▸ **Problem requirements**: Your task is to give the records again exactly. Leave each picture out.

Component data from apps and pages

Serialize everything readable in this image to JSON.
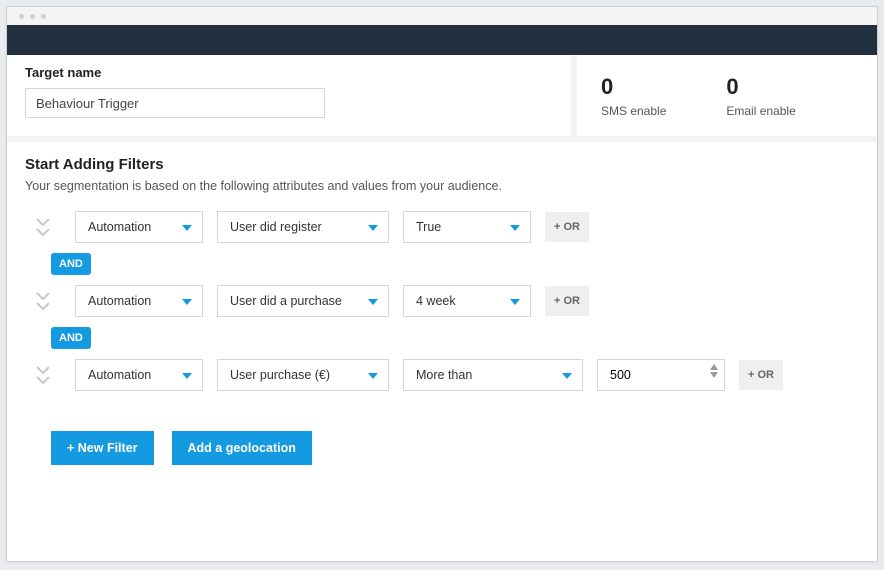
{
  "header": {
    "target_name_label": "Target name",
    "target_name_value": "Behaviour Trigger"
  },
  "stats": {
    "sms": {
      "value": "0",
      "label": "SMS enable"
    },
    "email": {
      "value": "0",
      "label": "Email enable"
    }
  },
  "filters": {
    "title": "Start Adding Filters",
    "subtitle": "Your segmentation is based on the following attributes and values from your audience.",
    "rows": [
      {
        "category": "Automation",
        "attribute": "User did register",
        "condition": "True",
        "value": null,
        "or_label": "+ OR"
      },
      {
        "category": "Automation",
        "attribute": "User did a purchase",
        "condition": "4 week",
        "value": null,
        "or_label": "+ OR"
      },
      {
        "category": "Automation",
        "attribute": "User purchase (€)",
        "condition": "More than",
        "value": "500",
        "or_label": "+ OR"
      }
    ],
    "connectors": {
      "and_label": "AND"
    }
  },
  "actions": {
    "new_filter": "+ New Filter",
    "add_geo": "Add a geolocation"
  },
  "colors": {
    "accent": "#149ae1",
    "navbar": "#22313f"
  }
}
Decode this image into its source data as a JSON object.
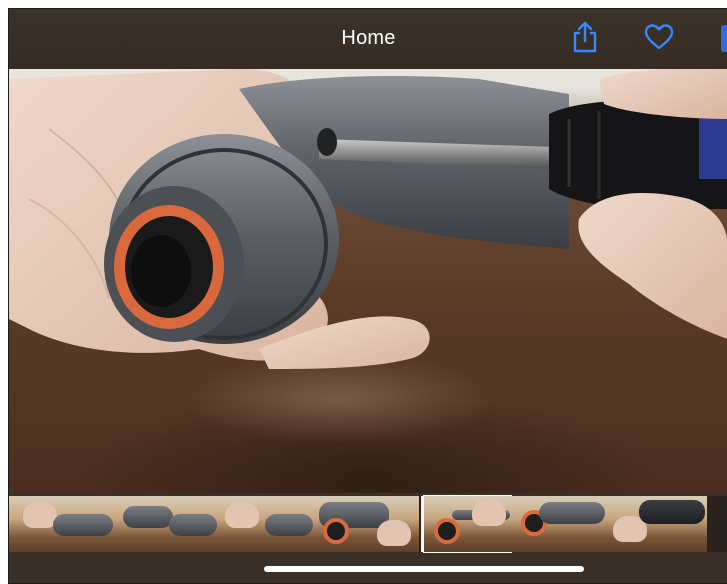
{
  "toolbar": {
    "title": "Home",
    "share_icon": "share-icon",
    "favorite_icon": "heart-icon",
    "accent_color": "#2f7bf5"
  },
  "photo": {
    "subject": "massage-gun-screwdriver-photo"
  },
  "filmstrip": {
    "thumb_count": 7,
    "current_index": 4
  },
  "colors": {
    "bar_background": "#3a3028",
    "ring_orange": "#d96a3f"
  }
}
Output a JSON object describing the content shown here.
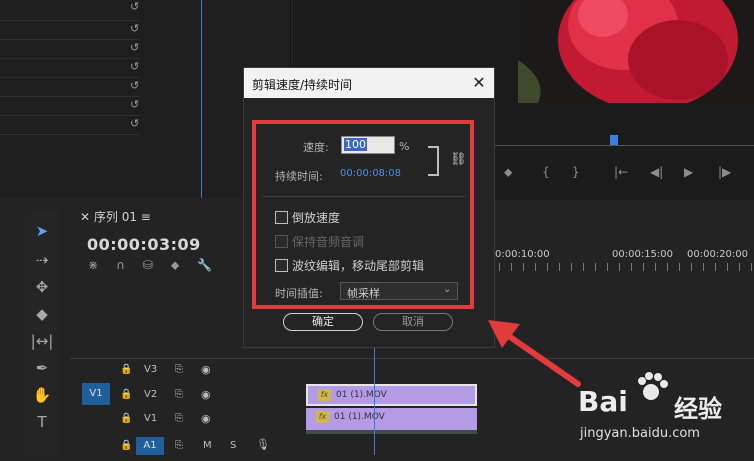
{
  "dialog": {
    "title": "剪辑速度/持续时间",
    "close": "✕",
    "speed_label": "速度:",
    "speed_value": "100",
    "speed_unit": "%",
    "duration_label": "持续时间:",
    "duration_value": "00:00:08:08",
    "reverse_label": "倒放速度",
    "pitch_label": "保持音频音调",
    "ripple_label": "波纹编辑，移动尾部剪辑",
    "interp_label": "时间插值:",
    "interp_value": "帧采样",
    "ok": "确定",
    "cancel": "取消"
  },
  "sequence": {
    "tab": "序列 01",
    "timecode": "00:00:03:09",
    "ruler": [
      "0:00:10:00",
      "00:00:15:00",
      "00:00:20:00"
    ]
  },
  "tracks": [
    {
      "name": "V3",
      "source": ""
    },
    {
      "name": "V2",
      "source": "V1"
    },
    {
      "name": "V1",
      "source": ""
    },
    {
      "name": "A1",
      "source": ""
    }
  ],
  "clips": [
    {
      "fx": "fx",
      "label": "01 (1).MOV"
    },
    {
      "fx": "fx",
      "label": "01 (1).MOV"
    }
  ],
  "watermark": {
    "brand": "Bai",
    "brand2": "经验",
    "url": "jingyan.baidu.com"
  },
  "colors": {
    "accent": "#3b66c6",
    "highlight": "#e23b3b",
    "clip": "#b39be6",
    "track_active": "#1f5f9c"
  }
}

▸ **Response to the task**:
Serialize everything readable in this image to JSON.
{
  "header": {
    "target_name_label": "Target name",
    "target_name_value": "Behaviour Trigger"
  },
  "stats": {
    "sms": {
      "value": "0",
      "label": "SMS enable"
    },
    "email": {
      "value": "0",
      "label": "Email enable"
    }
  },
  "filters": {
    "title": "Start Adding Filters",
    "subtitle": "Your segmentation is based on the following attributes and values from your audience.",
    "rows": [
      {
        "category": "Automation",
        "attribute": "User did register",
        "condition": "True",
        "value": null,
        "or_label": "+ OR"
      },
      {
        "category": "Automation",
        "attribute": "User did a purchase",
        "condition": "4 week",
        "value": null,
        "or_label": "+ OR"
      },
      {
        "category": "Automation",
        "attribute": "User purchase (€)",
        "condition": "More than",
        "value": "500",
        "or_label": "+ OR"
      }
    ],
    "connectors": {
      "and_label": "AND"
    }
  },
  "actions": {
    "new_filter": "+ New Filter",
    "add_geo": "Add a geolocation"
  },
  "colors": {
    "accent": "#149ae1",
    "navbar": "#22313f"
  }
}
Decode this image into its source data as a JSON object.
{
  "toolbar": {
    "title": "Home",
    "share_icon": "share-icon",
    "favorite_icon": "heart-icon",
    "accent_color": "#2f7bf5"
  },
  "photo": {
    "subject": "massage-gun-screwdriver-photo"
  },
  "filmstrip": {
    "thumb_count": 7,
    "current_index": 4
  },
  "colors": {
    "bar_background": "#3a3028",
    "ring_orange": "#d96a3f"
  }
}
Output a JSON object describing the content shown here.
{
  "dialog": {
    "title": "剪辑速度/持续时间",
    "close": "✕",
    "speed_label": "速度:",
    "speed_value": "100",
    "speed_unit": "%",
    "duration_label": "持续时间:",
    "duration_value": "00:00:08:08",
    "reverse_label": "倒放速度",
    "pitch_label": "保持音频音调",
    "ripple_label": "波纹编辑，移动尾部剪辑",
    "interp_label": "时间插值:",
    "interp_value": "帧采样",
    "ok": "确定",
    "cancel": "取消"
  },
  "sequence": {
    "tab": "序列 01",
    "timecode": "00:00:03:09",
    "ruler": [
      "0:00:10:00",
      "00:00:15:00",
      "00:00:20:00"
    ]
  },
  "tracks": [
    {
      "name": "V3",
      "source": ""
    },
    {
      "name": "V2",
      "source": "V1"
    },
    {
      "name": "V1",
      "source": ""
    },
    {
      "name": "A1",
      "source": ""
    }
  ],
  "clips": [
    {
      "fx": "fx",
      "label": "01 (1).MOV"
    },
    {
      "fx": "fx",
      "label": "01 (1).MOV"
    }
  ],
  "watermark": {
    "brand": "Bai",
    "brand2": "经验",
    "url": "jingyan.baidu.com"
  },
  "colors": {
    "accent": "#3b66c6",
    "highlight": "#e23b3b",
    "clip": "#b39be6",
    "track_active": "#1f5f9c"
  }
}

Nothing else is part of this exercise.